=== Input data ===
BEGIN

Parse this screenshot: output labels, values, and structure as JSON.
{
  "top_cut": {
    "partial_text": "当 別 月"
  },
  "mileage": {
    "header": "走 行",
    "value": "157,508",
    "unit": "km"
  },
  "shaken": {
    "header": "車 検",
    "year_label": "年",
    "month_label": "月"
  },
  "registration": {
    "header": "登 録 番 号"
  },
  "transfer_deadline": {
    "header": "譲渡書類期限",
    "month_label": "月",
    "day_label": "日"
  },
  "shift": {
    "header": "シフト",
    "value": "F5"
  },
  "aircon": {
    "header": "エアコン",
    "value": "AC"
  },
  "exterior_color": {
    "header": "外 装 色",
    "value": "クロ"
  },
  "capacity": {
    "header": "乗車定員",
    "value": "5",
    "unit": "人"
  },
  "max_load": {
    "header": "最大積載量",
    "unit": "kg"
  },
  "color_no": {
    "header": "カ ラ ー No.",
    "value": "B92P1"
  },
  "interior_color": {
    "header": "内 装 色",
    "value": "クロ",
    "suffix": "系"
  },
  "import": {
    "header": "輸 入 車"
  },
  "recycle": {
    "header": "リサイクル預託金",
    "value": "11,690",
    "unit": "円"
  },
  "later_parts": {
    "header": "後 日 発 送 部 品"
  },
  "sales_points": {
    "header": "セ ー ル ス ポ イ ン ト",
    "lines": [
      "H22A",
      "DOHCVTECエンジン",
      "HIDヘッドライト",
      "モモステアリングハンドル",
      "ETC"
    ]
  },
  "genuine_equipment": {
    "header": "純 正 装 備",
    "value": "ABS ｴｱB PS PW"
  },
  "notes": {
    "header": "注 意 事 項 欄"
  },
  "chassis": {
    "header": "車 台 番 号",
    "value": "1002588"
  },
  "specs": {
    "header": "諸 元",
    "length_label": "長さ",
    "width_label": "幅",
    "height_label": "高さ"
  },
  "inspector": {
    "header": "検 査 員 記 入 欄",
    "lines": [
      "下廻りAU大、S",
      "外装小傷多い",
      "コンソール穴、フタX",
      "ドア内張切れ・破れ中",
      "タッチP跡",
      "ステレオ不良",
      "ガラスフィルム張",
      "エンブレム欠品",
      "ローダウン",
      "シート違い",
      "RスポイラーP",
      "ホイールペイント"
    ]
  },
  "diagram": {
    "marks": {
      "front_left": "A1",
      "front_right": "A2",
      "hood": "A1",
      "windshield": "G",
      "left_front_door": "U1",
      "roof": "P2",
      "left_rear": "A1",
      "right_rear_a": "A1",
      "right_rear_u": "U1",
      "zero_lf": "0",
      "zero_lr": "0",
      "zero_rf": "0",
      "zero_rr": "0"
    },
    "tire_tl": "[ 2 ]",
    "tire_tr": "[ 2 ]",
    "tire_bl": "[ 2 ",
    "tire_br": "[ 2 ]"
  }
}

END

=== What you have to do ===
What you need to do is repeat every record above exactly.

=== Your solution ===
Parse this screenshot: output labels, values, and structure as JSON.
{
  "top_cut": {
    "partial_text": "当 別 月"
  },
  "mileage": {
    "header": "走 行",
    "value": "157,508",
    "unit": "km"
  },
  "shaken": {
    "header": "車 検",
    "year_label": "年",
    "month_label": "月"
  },
  "registration": {
    "header": "登 録 番 号"
  },
  "transfer_deadline": {
    "header": "譲渡書類期限",
    "month_label": "月",
    "day_label": "日"
  },
  "shift": {
    "header": "シフト",
    "value": "F5"
  },
  "aircon": {
    "header": "エアコン",
    "value": "AC"
  },
  "exterior_color": {
    "header": "外 装 色",
    "value": "クロ"
  },
  "capacity": {
    "header": "乗車定員",
    "value": "5",
    "unit": "人"
  },
  "max_load": {
    "header": "最大積載量",
    "unit": "kg"
  },
  "color_no": {
    "header": "カ ラ ー No.",
    "value": "B92P1"
  },
  "interior_color": {
    "header": "内 装 色",
    "value": "クロ",
    "suffix": "系"
  },
  "import": {
    "header": "輸 入 車"
  },
  "recycle": {
    "header": "リサイクル預託金",
    "value": "11,690",
    "unit": "円"
  },
  "later_parts": {
    "header": "後 日 発 送 部 品"
  },
  "sales_points": {
    "header": "セ ー ル ス ポ イ ン ト",
    "lines": [
      "H22A",
      "DOHCVTECエンジン",
      "HIDヘッドライト",
      "モモステアリングハンドル",
      "ETC"
    ]
  },
  "genuine_equipment": {
    "header": "純 正 装 備",
    "value": "ABS ｴｱB PS PW"
  },
  "notes": {
    "header": "注 意 事 項 欄"
  },
  "chassis": {
    "header": "車 台 番 号",
    "value": "1002588"
  },
  "specs": {
    "header": "諸 元",
    "length_label": "長さ",
    "width_label": "幅",
    "height_label": "高さ"
  },
  "inspector": {
    "header": "検 査 員 記 入 欄",
    "lines": [
      "下廻りAU大、S",
      "外装小傷多い",
      "コンソール穴、フタX",
      "ドア内張切れ・破れ中",
      "タッチP跡",
      "ステレオ不良",
      "ガラスフィルム張",
      "エンブレム欠品",
      "ローダウン",
      "シート違い",
      "RスポイラーP",
      "ホイールペイント"
    ]
  },
  "diagram": {
    "marks": {
      "front_left": "A1",
      "front_right": "A2",
      "hood": "A1",
      "windshield": "G",
      "left_front_door": "U1",
      "roof": "P2",
      "left_rear": "A1",
      "right_rear_a": "A1",
      "right_rear_u": "U1",
      "zero_lf": "0",
      "zero_lr": "0",
      "zero_rf": "0",
      "zero_rr": "0"
    },
    "tire_tl": "[ 2 ]",
    "tire_tr": "[ 2 ]",
    "tire_bl": "[ 2 ",
    "tire_br": "[ 2 ]"
  }
}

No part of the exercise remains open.